Task:
Write out the data again exactly, skipping every picture.

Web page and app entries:
[Start of Attachment]

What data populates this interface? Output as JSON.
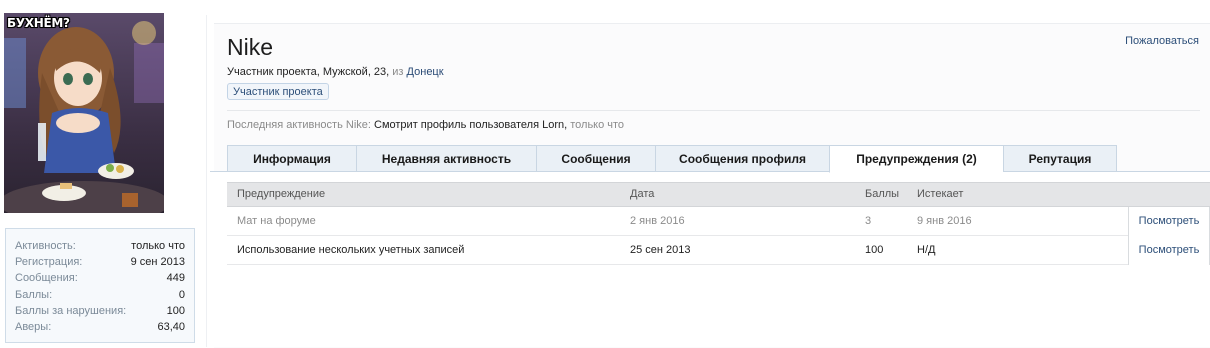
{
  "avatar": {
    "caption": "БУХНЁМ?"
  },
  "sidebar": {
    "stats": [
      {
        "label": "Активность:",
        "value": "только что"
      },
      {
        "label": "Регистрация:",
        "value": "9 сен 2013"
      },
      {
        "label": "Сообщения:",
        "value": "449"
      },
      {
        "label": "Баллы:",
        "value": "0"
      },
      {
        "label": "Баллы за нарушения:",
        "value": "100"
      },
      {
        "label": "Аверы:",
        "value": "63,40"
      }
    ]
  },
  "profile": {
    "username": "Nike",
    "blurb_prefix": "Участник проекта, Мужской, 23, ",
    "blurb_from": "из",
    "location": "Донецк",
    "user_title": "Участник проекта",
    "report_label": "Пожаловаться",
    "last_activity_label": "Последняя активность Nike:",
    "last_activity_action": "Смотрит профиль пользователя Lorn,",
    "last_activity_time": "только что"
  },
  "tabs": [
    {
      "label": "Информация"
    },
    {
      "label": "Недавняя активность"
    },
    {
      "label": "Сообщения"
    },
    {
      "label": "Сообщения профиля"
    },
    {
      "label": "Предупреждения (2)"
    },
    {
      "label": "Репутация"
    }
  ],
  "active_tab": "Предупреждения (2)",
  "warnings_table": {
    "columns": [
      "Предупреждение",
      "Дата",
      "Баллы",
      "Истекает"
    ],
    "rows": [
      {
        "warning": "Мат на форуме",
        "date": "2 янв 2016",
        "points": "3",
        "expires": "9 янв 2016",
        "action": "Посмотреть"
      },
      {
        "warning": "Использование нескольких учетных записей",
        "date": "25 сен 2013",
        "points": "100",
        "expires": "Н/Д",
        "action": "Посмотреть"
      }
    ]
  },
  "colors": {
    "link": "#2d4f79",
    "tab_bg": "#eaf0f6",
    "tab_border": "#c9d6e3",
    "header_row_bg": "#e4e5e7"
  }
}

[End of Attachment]

Answer to the problem:
What data populates this interface? Output as JSON.
{
  "avatar": {
    "caption": "БУХНЁМ?"
  },
  "sidebar": {
    "stats": [
      {
        "label": "Активность:",
        "value": "только что"
      },
      {
        "label": "Регистрация:",
        "value": "9 сен 2013"
      },
      {
        "label": "Сообщения:",
        "value": "449"
      },
      {
        "label": "Баллы:",
        "value": "0"
      },
      {
        "label": "Баллы за нарушения:",
        "value": "100"
      },
      {
        "label": "Аверы:",
        "value": "63,40"
      }
    ]
  },
  "profile": {
    "username": "Nike",
    "blurb_prefix": "Участник проекта, Мужской, 23, ",
    "blurb_from": "из",
    "location": "Донецк",
    "user_title": "Участник проекта",
    "report_label": "Пожаловаться",
    "last_activity_label": "Последняя активность Nike:",
    "last_activity_action": "Смотрит профиль пользователя Lorn,",
    "last_activity_time": "только что"
  },
  "tabs": [
    {
      "label": "Информация"
    },
    {
      "label": "Недавняя активность"
    },
    {
      "label": "Сообщения"
    },
    {
      "label": "Сообщения профиля"
    },
    {
      "label": "Предупреждения (2)"
    },
    {
      "label": "Репутация"
    }
  ],
  "active_tab": "Предупреждения (2)",
  "warnings_table": {
    "columns": [
      "Предупреждение",
      "Дата",
      "Баллы",
      "Истекает"
    ],
    "rows": [
      {
        "warning": "Мат на форуме",
        "date": "2 янв 2016",
        "points": "3",
        "expires": "9 янв 2016",
        "action": "Посмотреть"
      },
      {
        "warning": "Использование нескольких учетных записей",
        "date": "25 сен 2013",
        "points": "100",
        "expires": "Н/Д",
        "action": "Посмотреть"
      }
    ]
  },
  "colors": {
    "link": "#2d4f79",
    "tab_bg": "#eaf0f6",
    "tab_border": "#c9d6e3",
    "header_row_bg": "#e4e5e7"
  }
}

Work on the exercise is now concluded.